**Task to complete**: Given the records below, pull every line with the word "name" into the answer.

Segment Start: Task input

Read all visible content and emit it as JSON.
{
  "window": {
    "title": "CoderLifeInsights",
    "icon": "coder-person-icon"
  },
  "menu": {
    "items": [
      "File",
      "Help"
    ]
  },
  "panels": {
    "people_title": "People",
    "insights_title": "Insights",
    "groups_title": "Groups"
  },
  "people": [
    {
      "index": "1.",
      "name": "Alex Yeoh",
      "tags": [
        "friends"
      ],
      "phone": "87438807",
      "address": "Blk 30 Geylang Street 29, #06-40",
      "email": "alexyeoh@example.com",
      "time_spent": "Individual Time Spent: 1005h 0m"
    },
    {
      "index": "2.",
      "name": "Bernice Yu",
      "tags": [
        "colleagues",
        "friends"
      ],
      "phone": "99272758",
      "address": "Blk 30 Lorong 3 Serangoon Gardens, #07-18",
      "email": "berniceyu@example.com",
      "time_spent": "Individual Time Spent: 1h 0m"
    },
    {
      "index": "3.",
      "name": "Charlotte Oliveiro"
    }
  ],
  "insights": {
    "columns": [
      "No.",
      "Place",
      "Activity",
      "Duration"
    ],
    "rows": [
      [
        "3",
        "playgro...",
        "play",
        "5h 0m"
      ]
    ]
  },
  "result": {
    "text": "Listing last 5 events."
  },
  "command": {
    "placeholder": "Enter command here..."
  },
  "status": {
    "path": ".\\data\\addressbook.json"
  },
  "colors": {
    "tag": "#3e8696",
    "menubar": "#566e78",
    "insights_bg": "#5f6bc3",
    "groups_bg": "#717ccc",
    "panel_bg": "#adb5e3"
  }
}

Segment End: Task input

**Reply**:
      "name": "Alex Yeoh",
      "name": "Bernice Yu",
      "name": "Charlotte Oliveiro"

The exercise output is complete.